[Collection entries]
-----

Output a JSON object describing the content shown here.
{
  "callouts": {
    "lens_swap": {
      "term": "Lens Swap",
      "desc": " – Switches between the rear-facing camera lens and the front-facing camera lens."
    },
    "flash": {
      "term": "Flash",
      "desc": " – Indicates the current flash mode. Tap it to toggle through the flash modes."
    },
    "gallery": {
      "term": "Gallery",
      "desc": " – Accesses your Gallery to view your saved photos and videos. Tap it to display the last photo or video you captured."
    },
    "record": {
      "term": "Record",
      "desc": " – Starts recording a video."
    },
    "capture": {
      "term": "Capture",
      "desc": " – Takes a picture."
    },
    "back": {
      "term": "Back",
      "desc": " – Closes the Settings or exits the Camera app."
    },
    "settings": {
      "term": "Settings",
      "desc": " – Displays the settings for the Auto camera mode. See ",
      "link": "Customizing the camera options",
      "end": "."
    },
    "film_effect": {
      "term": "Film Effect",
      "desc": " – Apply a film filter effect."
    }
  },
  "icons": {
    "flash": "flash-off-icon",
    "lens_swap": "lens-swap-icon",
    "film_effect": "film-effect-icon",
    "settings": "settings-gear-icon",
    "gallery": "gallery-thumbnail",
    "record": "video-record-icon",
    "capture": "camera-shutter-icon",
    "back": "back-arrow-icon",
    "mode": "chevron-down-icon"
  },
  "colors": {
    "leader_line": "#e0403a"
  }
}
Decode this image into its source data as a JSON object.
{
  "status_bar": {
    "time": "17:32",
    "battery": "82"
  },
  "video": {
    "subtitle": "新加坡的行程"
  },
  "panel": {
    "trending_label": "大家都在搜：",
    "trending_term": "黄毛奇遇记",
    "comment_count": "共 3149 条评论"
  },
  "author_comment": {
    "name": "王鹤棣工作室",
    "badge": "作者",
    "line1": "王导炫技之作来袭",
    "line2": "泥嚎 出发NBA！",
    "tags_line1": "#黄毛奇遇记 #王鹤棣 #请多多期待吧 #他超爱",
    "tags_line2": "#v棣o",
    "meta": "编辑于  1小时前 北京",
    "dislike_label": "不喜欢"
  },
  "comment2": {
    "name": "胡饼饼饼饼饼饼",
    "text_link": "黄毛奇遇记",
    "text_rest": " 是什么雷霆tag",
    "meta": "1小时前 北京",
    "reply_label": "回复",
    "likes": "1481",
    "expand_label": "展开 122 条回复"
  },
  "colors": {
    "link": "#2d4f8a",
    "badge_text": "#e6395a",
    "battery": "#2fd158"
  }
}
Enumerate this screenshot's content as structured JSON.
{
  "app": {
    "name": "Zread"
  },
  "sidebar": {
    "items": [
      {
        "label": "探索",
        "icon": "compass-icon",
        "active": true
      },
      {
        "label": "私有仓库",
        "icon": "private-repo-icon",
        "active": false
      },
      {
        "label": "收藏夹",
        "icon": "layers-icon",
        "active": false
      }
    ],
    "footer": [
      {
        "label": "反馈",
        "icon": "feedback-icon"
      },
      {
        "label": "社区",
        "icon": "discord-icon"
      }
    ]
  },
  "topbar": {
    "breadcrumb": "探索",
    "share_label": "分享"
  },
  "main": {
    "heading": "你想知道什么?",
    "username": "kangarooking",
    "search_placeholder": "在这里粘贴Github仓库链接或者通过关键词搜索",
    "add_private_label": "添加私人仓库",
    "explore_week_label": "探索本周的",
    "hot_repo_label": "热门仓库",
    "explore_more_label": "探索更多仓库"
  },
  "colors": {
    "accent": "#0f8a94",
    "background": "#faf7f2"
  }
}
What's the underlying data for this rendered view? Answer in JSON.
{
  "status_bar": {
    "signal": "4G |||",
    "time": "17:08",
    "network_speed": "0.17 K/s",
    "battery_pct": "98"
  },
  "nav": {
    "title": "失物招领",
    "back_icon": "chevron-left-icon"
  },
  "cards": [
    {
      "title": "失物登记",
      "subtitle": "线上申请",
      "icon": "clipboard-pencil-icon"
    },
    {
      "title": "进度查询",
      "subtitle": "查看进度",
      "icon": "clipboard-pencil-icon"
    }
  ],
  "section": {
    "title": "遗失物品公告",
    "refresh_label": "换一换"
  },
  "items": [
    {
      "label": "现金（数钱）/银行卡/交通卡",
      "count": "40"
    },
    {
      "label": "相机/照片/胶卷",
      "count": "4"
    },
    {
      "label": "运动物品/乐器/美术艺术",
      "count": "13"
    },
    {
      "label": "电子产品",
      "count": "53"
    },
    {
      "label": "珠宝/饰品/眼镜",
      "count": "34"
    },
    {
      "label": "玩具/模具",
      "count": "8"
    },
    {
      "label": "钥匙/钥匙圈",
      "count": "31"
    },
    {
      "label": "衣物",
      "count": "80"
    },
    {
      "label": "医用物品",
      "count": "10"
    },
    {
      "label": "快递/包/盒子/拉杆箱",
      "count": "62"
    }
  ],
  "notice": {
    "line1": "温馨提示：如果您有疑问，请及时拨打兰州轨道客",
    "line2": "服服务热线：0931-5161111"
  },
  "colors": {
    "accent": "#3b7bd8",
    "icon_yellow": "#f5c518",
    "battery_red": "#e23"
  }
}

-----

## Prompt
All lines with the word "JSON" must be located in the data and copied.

## Solution for this problem
Output a JSON object describing the content shown here.
Decode this image into its source data as a JSON object.
Enumerate this screenshot's content as structured JSON.
What's the underlying data for this rendered view? Answer in JSON.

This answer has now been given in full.